The building blocks for the strongest channel partnerships
A question of trust
Building trust is key to developing successful partnerships – across all areas of your business. Trust provides the foundation for the relationship, and can be built in many ways, such as through credibility, customer references, assured data protection, ISO compliance, responsive employees with positive attitudes, or commitment to ethical practices. When trust is established, it leads to greater openness, loyalty, collaboration and, ultimately, opportunities.
And whilst your own organisation is working hard to establish trust, your prospective partner also needs to demonstrate the same attributes to warrant your investment in time, resources, and energy.

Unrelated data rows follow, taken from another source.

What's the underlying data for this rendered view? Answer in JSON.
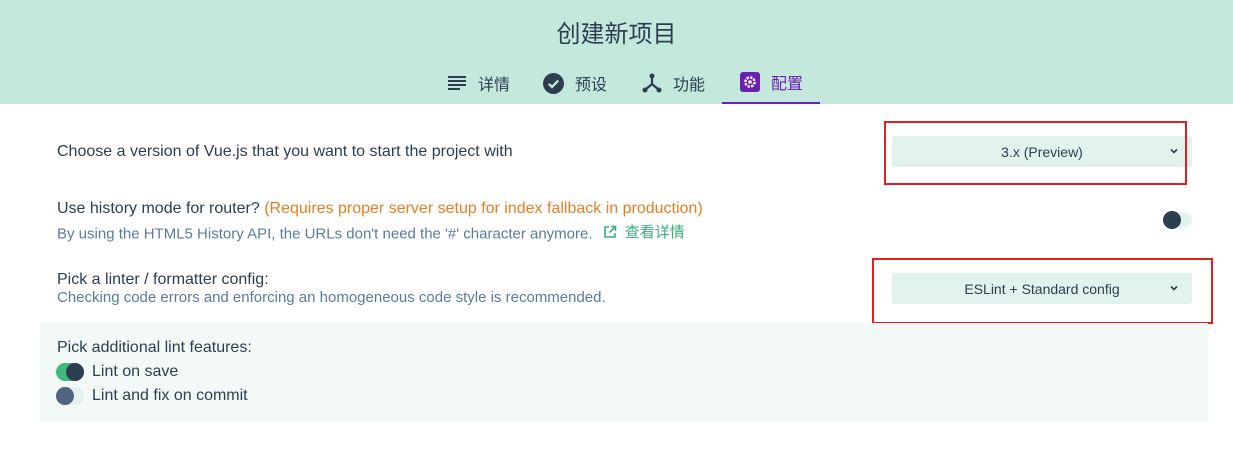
{
  "header": {
    "title": "创建新项目",
    "tabs": [
      {
        "label": "详情",
        "icon": "list-icon"
      },
      {
        "label": "预设",
        "icon": "check-circle-icon"
      },
      {
        "label": "功能",
        "icon": "fork-icon"
      },
      {
        "label": "配置",
        "icon": "gear-icon",
        "active": true
      }
    ]
  },
  "vue_version": {
    "label": "Choose a version of Vue.js that you want to start the project with",
    "selected": "3.x (Preview)"
  },
  "history_mode": {
    "label": "Use history mode for router?",
    "warning": "(Requires proper server setup for index fallback in production)",
    "description": "By using the HTML5 History API, the URLs don't need the '#' character anymore.",
    "more_link": "查看详情",
    "enabled": false
  },
  "linter": {
    "label": "Pick a linter / formatter config:",
    "description": "Checking code errors and enforcing an homogeneous code style is recommended.",
    "selected": "ESLint + Standard config"
  },
  "lint_features": {
    "label": "Pick additional lint features:",
    "options": [
      {
        "label": "Lint on save",
        "checked": true
      },
      {
        "label": "Lint and fix on commit",
        "checked": false
      }
    ]
  },
  "colors": {
    "header_bg": "#c5e8dd",
    "accent": "#6a1fb5",
    "primary_green": "#42b983",
    "warning": "#e67e22",
    "annotation": "#e02020"
  }
}
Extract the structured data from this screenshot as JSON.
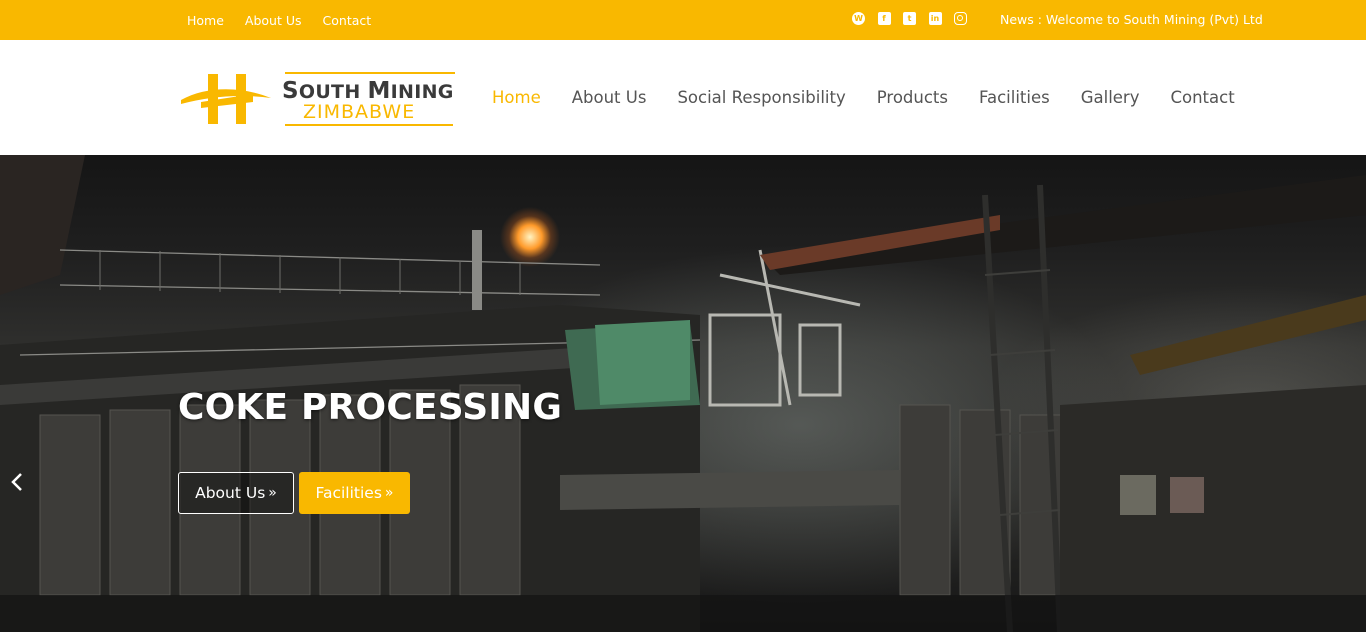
{
  "topbar": {
    "links": [
      "Home",
      "About Us",
      "Contact"
    ],
    "social_icons": [
      "wordpress-icon",
      "facebook-icon",
      "twitter-icon",
      "linkedin-icon",
      "instagram-icon"
    ],
    "news": "News : Welcome to South Mining (Pvt) Ltd",
    "background_color": "#f9b800"
  },
  "logo": {
    "line1_big1": "S",
    "line1_small1": "OUTH ",
    "line1_big2": "M",
    "line1_small2": "INING",
    "line2": "ZIMBABWE"
  },
  "nav": {
    "items": [
      {
        "label": "Home",
        "active": true
      },
      {
        "label": "About Us",
        "active": false
      },
      {
        "label": "Social Responsibility",
        "active": false
      },
      {
        "label": "Products",
        "active": false
      },
      {
        "label": "Facilities",
        "active": false
      },
      {
        "label": "Gallery",
        "active": false
      },
      {
        "label": "Contact",
        "active": false
      }
    ],
    "active_color": "#f9b800"
  },
  "hero": {
    "title": "COKE PROCESSING",
    "buttons": [
      {
        "label": "About Us",
        "icon": "double-chevron-right-icon"
      },
      {
        "label": "Facilities",
        "icon": "double-chevron-right-icon"
      }
    ],
    "prev_icon": "chevron-left-icon"
  }
}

When working with larger partners, it is important to develop multi-tier relationships across the organisation with a regular touch-points in communication. Having peer-to-peer relationships across every layer and across every department helps to make the relationship long-lasting. Then if someone leaves you can quickly develop new connections and get the relationship back on track. Any gap in people knowledge makes the relationship difficult to maintain so it is imperative to mitigate this.
Building strong relationships isn’t easy
Managing leavers and starters is a key challenge in maintaining strong partnerships. You need to stay on top of key contacts to sustain and develop peer-to-peer relationships across an organisation.
However, you can only develop strong relationships if you have a good reason to talk on a regular basis. If the meeting’s participants are not aligned in terms of objectives and expectations, the meetings will become ineffectual and it will become challenging to keep abreast of organisational and people changes.
Everyone in your organisation needs to be mindful that your partners are an extension of your sales function. So regardless of whether someone has a role in support or accounts, they need to be commercially minded and aware of the importance of your partnerships. Every conversation and action contributes to building, sustaining and energising the relationship.
Does a short-term relationship look different to a long term partnership?
We follow a tried and tested process to ensure that we deliver the very best experience to partners at every stage of the relationship. The first 90 days of all new relationships are important both in terms of expectation setting and practical activities, such as training, support, and the provision of resources.
Once we move beyond the first 90 days, the relationship shifts to a business-as-usual format when specialists across the business, from account managers to the finance team, jointly take on responsibility for building and nurturing the relationship. At this early stage, developing the peer-to-peer relationships plays an important role.
It easy to overlook the importance of the business-as-usual stage, but it is arguably, more important as the time during the initial engagement. We all know it costs much more to find a new relationship than to nurture a current one.
As the partner becomes more familiar with your services, their needs are likely to change and expand, and deviate from other partners’ requirements by becoming more specific to their own needs, which may require further training and customisation of documents. This is a good time to become more strategic and find ways to further develop the relationship, so it is important to continually review and evolve the relationship in line with both your own business objectives and theirs.
Synergy is important. The strongest partnerships are when you have a common outlook and objectives. If you can speak openly and set expectations with transparency from the outset, you know you are on to a winner.
There also needs to be equality in the relationship. For example, if one partner is pushing hard to reduce prices, it can result in the other being less invested in the relationship due to the relationship having less value. This could however be as a result of the value not being explained and support to understand the proposition not provided. Both sides must consider each other’s goals and respect them. It cannot be that one side takes everything. Like all relationships, there must be give and take.
If you can start the relationship in the right place, with the right commercial agreement, you are likely to do well. Be clear on what you are looking for and stick to what you need without being too rigid. Leave enough room for flexibility to do favours, promotions or additional discounts which benefit both sides of the relationship.
And whilst you may be eager to win the business, being too willing to compromise is not a good place to the start. This can lead to being continually squeezed, trying to claw back margin. The answer is to focus on the value of your services rather than price. The balance between value versus price is delicate, but it is important that business goals are aligned and customers’ needs are fulfilled, whilst consideration and trust fortify the relationship.